◆ **Task goal**
Among the records below, find each line bearing the word "JSON" and copy it.
*** Opening The records ***
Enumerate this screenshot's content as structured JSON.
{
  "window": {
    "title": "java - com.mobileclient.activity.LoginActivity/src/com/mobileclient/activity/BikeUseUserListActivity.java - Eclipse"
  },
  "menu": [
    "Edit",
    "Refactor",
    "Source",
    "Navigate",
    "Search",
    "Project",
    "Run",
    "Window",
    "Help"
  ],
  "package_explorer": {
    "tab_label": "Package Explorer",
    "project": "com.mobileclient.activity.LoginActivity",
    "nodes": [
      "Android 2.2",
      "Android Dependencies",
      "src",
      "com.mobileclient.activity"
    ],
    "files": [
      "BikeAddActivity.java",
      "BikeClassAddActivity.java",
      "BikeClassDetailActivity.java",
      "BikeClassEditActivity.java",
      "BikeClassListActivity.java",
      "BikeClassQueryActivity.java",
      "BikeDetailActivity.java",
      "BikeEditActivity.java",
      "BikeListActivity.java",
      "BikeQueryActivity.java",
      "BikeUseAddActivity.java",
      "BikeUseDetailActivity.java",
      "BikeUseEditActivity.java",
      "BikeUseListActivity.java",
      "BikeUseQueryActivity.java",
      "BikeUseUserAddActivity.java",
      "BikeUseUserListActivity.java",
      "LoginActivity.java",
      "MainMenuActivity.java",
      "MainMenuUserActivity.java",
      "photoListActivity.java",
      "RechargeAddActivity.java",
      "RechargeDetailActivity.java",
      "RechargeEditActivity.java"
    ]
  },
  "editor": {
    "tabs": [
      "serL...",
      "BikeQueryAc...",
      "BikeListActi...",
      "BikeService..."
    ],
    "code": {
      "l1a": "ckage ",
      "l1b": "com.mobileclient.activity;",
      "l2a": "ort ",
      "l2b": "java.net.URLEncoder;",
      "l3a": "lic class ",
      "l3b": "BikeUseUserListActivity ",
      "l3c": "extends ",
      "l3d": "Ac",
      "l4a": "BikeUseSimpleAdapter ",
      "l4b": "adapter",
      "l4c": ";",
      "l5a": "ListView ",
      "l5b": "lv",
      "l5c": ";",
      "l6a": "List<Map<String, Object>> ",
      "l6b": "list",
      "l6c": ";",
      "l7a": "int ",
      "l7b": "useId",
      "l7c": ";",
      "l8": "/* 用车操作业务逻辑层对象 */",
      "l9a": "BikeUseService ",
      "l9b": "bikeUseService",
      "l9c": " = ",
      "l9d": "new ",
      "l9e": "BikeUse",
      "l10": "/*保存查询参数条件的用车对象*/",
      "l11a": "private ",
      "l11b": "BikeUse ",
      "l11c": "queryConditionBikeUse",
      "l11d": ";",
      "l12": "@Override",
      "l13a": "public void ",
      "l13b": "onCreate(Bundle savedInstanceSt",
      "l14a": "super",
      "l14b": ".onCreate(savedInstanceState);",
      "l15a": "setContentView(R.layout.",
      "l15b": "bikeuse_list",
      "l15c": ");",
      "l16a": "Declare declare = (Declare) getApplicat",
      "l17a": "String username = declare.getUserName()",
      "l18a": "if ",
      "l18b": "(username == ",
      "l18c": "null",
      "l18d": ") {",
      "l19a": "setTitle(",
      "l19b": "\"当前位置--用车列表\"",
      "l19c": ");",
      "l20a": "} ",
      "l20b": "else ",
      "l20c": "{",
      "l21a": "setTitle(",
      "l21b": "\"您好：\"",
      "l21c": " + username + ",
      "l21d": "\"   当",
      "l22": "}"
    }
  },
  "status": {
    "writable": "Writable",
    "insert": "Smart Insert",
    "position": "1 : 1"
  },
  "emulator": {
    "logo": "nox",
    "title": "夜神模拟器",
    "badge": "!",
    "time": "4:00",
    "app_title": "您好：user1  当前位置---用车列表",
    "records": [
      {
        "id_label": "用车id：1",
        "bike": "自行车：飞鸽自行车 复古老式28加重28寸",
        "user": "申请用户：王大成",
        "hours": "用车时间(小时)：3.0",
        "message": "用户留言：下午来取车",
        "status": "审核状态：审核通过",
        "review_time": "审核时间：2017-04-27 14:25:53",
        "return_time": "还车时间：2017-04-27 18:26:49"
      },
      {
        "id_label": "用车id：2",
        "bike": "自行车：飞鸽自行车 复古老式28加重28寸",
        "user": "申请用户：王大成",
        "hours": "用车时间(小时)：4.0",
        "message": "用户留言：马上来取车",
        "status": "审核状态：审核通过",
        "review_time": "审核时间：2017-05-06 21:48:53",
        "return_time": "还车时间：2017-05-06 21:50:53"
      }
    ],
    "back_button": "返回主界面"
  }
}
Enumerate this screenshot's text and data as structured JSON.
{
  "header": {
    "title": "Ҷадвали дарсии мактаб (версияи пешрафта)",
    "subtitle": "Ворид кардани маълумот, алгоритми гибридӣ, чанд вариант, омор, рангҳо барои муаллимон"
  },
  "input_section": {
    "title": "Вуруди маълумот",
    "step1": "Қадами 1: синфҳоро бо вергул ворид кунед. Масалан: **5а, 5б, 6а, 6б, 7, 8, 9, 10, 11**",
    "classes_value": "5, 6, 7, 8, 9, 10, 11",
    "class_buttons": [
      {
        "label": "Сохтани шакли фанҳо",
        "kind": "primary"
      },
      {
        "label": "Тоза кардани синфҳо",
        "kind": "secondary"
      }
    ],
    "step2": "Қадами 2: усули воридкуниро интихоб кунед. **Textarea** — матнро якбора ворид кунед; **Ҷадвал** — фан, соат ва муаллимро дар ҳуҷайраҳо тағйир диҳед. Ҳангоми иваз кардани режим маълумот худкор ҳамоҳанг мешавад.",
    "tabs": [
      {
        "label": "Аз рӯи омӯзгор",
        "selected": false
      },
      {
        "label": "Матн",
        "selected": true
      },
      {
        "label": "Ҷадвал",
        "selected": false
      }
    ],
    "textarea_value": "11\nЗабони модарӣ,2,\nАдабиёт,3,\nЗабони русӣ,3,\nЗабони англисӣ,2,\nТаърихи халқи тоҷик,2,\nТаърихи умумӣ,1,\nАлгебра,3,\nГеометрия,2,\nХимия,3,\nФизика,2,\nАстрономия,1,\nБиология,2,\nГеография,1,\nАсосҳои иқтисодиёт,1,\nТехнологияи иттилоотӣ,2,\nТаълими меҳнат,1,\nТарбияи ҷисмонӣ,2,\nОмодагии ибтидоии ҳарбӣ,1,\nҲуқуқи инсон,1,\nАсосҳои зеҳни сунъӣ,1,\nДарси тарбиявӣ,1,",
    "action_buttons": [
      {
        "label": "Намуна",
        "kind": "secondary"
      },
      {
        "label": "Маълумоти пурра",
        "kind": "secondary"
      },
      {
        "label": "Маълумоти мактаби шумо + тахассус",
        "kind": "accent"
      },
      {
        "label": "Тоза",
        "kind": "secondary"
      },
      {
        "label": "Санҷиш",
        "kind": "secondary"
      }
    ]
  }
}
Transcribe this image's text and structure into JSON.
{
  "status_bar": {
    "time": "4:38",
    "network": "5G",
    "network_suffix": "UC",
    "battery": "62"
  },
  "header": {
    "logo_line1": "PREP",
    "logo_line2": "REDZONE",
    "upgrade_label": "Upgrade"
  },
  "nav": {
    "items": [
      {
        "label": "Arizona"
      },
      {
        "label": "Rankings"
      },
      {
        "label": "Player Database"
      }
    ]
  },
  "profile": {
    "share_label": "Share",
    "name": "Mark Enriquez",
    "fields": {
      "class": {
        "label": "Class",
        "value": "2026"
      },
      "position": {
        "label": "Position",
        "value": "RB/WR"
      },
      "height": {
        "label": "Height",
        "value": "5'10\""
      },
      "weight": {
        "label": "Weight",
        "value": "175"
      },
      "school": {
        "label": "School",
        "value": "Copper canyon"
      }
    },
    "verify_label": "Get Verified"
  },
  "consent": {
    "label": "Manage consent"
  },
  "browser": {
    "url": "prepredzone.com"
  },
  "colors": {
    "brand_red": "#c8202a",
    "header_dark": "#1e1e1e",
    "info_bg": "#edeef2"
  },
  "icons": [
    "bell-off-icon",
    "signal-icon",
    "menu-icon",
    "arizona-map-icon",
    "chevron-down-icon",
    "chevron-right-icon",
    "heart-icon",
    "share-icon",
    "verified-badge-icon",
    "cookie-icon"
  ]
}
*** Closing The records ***
◆ **Reply to the task**
Enumerate this screenshot's content as structured JSON.
Enumerate this screenshot's text and data as structured JSON.
Transcribe this image's text and structure into JSON.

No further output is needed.